Last month, I shared how the church needs to think beyond mentoring to engage emerging adults. Mentoring often gives the impression of an omnidirectional relationship where one person gives and one receives. Our economic mindset has also set the image of a mentor as one who stands in authority over another, and who serves as a gatekeeper for wealth, knowledge, or fame.
The church needs to go beyond mentoring. Rather than succumbing to our western society which values independence, the church needs to rediscover its roots in our interdependence. God created the church to do more than gather together, but to need each other.
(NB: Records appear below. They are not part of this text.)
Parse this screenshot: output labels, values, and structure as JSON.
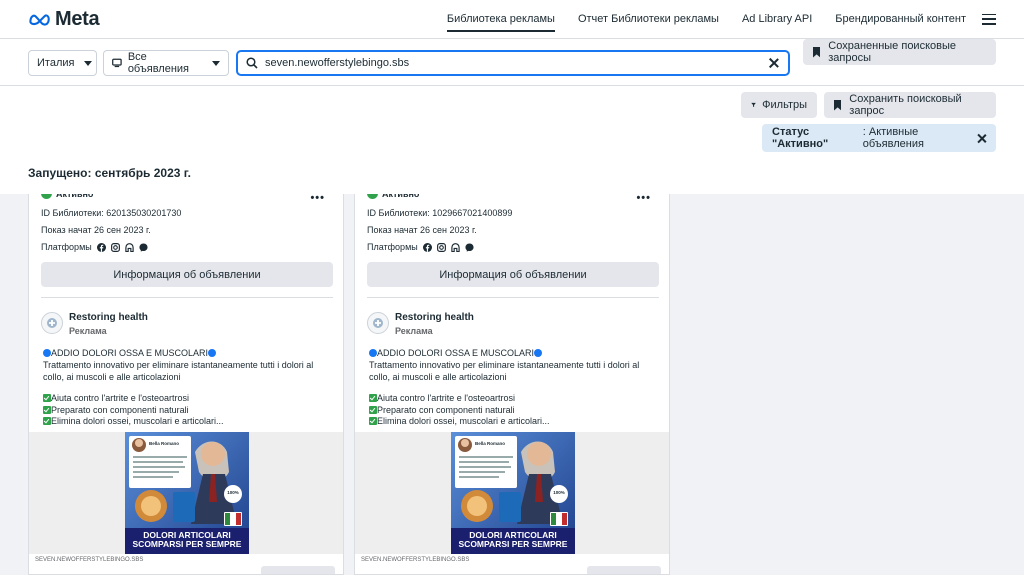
{
  "brand": {
    "logo_text": "Meta",
    "accent": "#1877f2"
  },
  "nav": {
    "links": [
      {
        "label": "Библиотека рекламы",
        "active": true
      },
      {
        "label": "Отчет Библиотеки рекламы"
      },
      {
        "label": "Ad Library API"
      },
      {
        "label": "Брендированный контент"
      }
    ]
  },
  "search": {
    "country": "Италия",
    "ad_category": "Все объявления",
    "query": "seven.newofferstylebingo.sbs",
    "saved_searches_label": "Сохраненные поисковые запросы"
  },
  "filters": {
    "filters_button": "Фильтры",
    "save_search_button": "Сохранить поисковый запрос",
    "chip_key": "Статус \"Активно\"",
    "chip_value": ": Активные объявления"
  },
  "section": {
    "launched_heading": "Запущено: сентябрь 2023 г."
  },
  "cards": [
    {
      "status": "Активно",
      "library_id": "ID Библиотеки: 620135030201730",
      "started": "Показ начат 26 сен 2023 г.",
      "platforms_label": "Платформы",
      "info_button": "Информация об объявлении",
      "advertiser": "Restoring health",
      "sponsored": "Реклама",
      "headline": "ADDIO DOLORI OSSA E MUSCOLARI",
      "body": "Trattamento innovativo per eliminare istantaneamente tutti i dolori al collo, ai muscoli e alle articolazioni",
      "bullets": [
        "Aiuta contro l'artrite e l'osteoartrosi",
        "Preparato con componenti naturali",
        "Elimina dolori ossei, muscolari e articolari..."
      ],
      "creative_caption_1": "DOLORI ARTICOLARI",
      "creative_caption_2": "SCOMPARSI PER SEMPRE",
      "creative_badge": "100%",
      "creative_name": "Bella Romano",
      "domain": "SEVEN.NEWOFFERSTYLEBINGO.SBS"
    },
    {
      "status": "Активно",
      "library_id": "ID Библиотеки: 1029667021400899",
      "started": "Показ начат 26 сен 2023 г.",
      "platforms_label": "Платформы",
      "info_button": "Информация об объявлении",
      "advertiser": "Restoring health",
      "sponsored": "Реклама",
      "headline": "ADDIO DOLORI OSSA E MUSCOLARI",
      "body": "Trattamento innovativo per eliminare istantaneamente tutti i dolori al collo, ai muscoli e alle articolazioni",
      "bullets": [
        "Aiuta contro l'artrite e l'osteoartrosi",
        "Preparato con componenti naturali",
        "Elimina dolori ossei, muscolari e articolari..."
      ],
      "creative_caption_1": "DOLORI ARTICOLARI",
      "creative_caption_2": "SCOMPARSI PER SEMPRE",
      "creative_badge": "100%",
      "creative_name": "Bella Romano",
      "domain": "SEVEN.NEWOFFERSTYLEBINGO.SBS"
    }
  ]
}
One picture used regularly to illustrate the interdependence of the church is the body of Christ (see 1 Cor 12; Rom 12).
Christians should be seeking symbiotic relationships, where each partner benefits from the relationship without assumptions of power, rank, or importance. A symbiotic relationship is a connection that is for the mutual benefit of each individual. Here are some marks of symbiotic relationships:
Relational versus Programmatic
Photo Courtesy of Aaron Robert Photography. Copyright 2014. www.aaronrobertphotography.com
We were designed by God to be in relationships with others. Church leadership needs to manage less programs, and become more relationally perceptive. Shepherds need to see who within our community would naturally connect in symbiotic relationships.
In nature, symbiotic relationships develop because both animals see the need, and are drawn by the natural benefits of the relationship. Those seeking relationships must ask, “Who has God placed near me?” and “Who am I naturally drawn towards?”
Authentic versus Staged
In typical mentorships, the mentor must come with the gathering staged or set. Whether it is a set list of questions, a specific topic, or even to allow the meeting unplanned, the mentor feels responsible for setting the stage. When this responsibility is laid solely upon one member, it can lead to a lack of authenticity.
Symbiotic relationships still require intentionality, but the responsibility is shared. Intentionality turns hanging out with a friend into building spiritual intimacy. Someone must lead the discussion towards our faith, and then allow the Holy Spirit to steer the time towards sacred space.
Learning versus Teaching
In symbiotic relationships, participants approach the relationship saying, “What can I learn?” Teaching is the natural outflow of two different parts of the Body of Christ working together, occurring without a lesson plan as the Spirit speaks through His word, the conversation, and sharing life.
Purpose-giving versus Purpose-driven
Rarely do people want to be someone else’s purpose-driven spiritual project. Unfortunately, sometimes mentors believe that they know exactly what their partner needs. (For instance, “I need to show them…”, or “They need to learn…”). One individual controls the relationship rather than letting God work freely. God always set the agenda of symbiotic relationship.
Symbiotic relationships provide personal significance. Our motivation for the relationship is not because I am supposed to do it, but because I see how my life matters to another person. As we walk away from a symbiotic relationship, both people are thinking, “Wow, I needed that.”
Many people who use the term “mentor” have already moved beyond the stereotypical and possibly unhealthy uses of the role. Regardless of the term you use, as a member of the Body of Christ, seek interdependent relationships.
Dr. G. David Boyd is the Founder and Managing Director of Emerging Adult Resources. He resides in Apple Valley, MN with his wife Rachel and three boys. If you would like to contact him, you can reach him at firstname.lastname@example.org.